I am drawn to the uninhabited places of the world, a kind of strange pull on my person which is likely what led me to Antarctica, to the middle of the Atlantic, and way out Woop Woop. In Hawaii, my search for wilderness took me to Kauai, Hawaii’s Garden Island, a place so steep and so green, the color seems to soak right down the roots that cling to the red dirt.
I only came to Kauai for three days, which is unforgivable, really. Nobody should ever travel all the way to Hawaii and then hop over to a heavenly lump of stone in the ocean, with all the shallow intentions that accompany a return ticket. But which is worse? I reasoned: to never go at all, or to go for a brief-yet-rich taste of an island that not even the majority of Hawaiians have ever visited.

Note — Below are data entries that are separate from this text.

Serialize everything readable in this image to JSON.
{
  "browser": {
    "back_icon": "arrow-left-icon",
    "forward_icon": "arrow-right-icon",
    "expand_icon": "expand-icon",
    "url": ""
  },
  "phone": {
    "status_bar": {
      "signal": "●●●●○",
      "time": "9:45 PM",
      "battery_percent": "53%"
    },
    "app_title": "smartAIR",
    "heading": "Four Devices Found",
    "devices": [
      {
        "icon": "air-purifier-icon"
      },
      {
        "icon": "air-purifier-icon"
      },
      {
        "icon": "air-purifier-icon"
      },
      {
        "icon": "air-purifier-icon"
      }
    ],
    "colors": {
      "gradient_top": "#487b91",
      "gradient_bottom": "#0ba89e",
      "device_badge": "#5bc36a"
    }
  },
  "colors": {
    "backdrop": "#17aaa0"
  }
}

With a boastful tone, so many the islanders on Kauai offered me varying figures: “Well, you know, our island is 80% uninhabited!” they averaged, and I did not question them. A map of Kauai shows a lovely splotch of green in the middle, void of all roads or towns or anything. Even the topographic lines are not so noticeable since most of them are scrunched up so tightly: not only is Kauai extremely green, much of it is extremely steep.
I knew all this map-wise before I got there. I learned it foot-wise when trying to hike inside the Na Pali Coast State Wilderness Park. I spent half a day making my way along the coastal path, which runs up and down over the volcanic ridges, graduating to steeper and steeper climbs with breathtaking drop-offs. Permits are necessary for longer hikes in Na Pali and with good reason. This is not easy terrain . . . but it’s beautiful.
I made my home on the north shore of Kauai (at the St. Regis near Hanalei) — luxurious, yes, but also wonderfully separate from everything else on the rest of the island and with a constant view of the coastline that I had come to explore. After a day of fighting the rain forest on foot, I succumbed to the tourist temptation of a helicopter ride, which hands down is the greatest way to see all of the island of Kauai.
We took off in the regular drizzle of this wet island, the chopper doors removed so that the wet breeze kissed my face, and bringing the vertical landscape so close, I felt like I could graze the green cliffs with the back of my hand.
Higher up, the drizzle turned to a wet mist, brightened by sunbursts, so that time after time, arched and intensely-colored rainbows appeared and then disappeared. Buzzing over a rain-soaked volcano, chasing red and indigo prisms — this was the Hawaii that I had always imagined.
I was especially thrilled to pass over Mount Wai’ale’ale, considered to the wettest spot on earth with the highest rainfall (over 450 inches per year). I remembered this small fact from childhood, back when I was studying for the National Geographic Bee. Soaring like a dragonfly over the rippled landscape of Kauai, I suddenly missed the NG Kids who I’d been traveling with back in Oahu. I thought how much they would have loved this island and most of all, this unbelievable ride on a helicopter that brought me to places most humans will never reach by motor or foot.
For us mainlanders out there, I think the great shock of Hawaii is the need for a regular reminder that everything one encounters — the gargantuan cliffs and prehistoric-looking landscapes, the impossible mountains that seem to be the imagination of a malicious child — this whole wild and tropical castle; all of it falls within the realm of the United States of America.
I must keep remembering this important fact, because ever since I was the age of the NG Kids, I have been singing America the Beautiful. Up until now, whenever I get to that final strain, “from sea to shining sea,” I have imagined the mid-Atlantic beaches of home and the crashing white surf of coastal California.
“This is the span of my country,” I used to think as I sang out the slow line, but after my helicopter ride in Kauai, my vision for this one American anthem has changed forever. The Na Pali coast is wild and unruly, rocky and beautifully forbidding. Now that I have been there, I will never forget the dramatic, chest-gripping heights of this wall of rock and moss, and I will never forget the truly shining sea of the blue Pacific — the mostly-uninhabited place on the other side of America, the beautiful.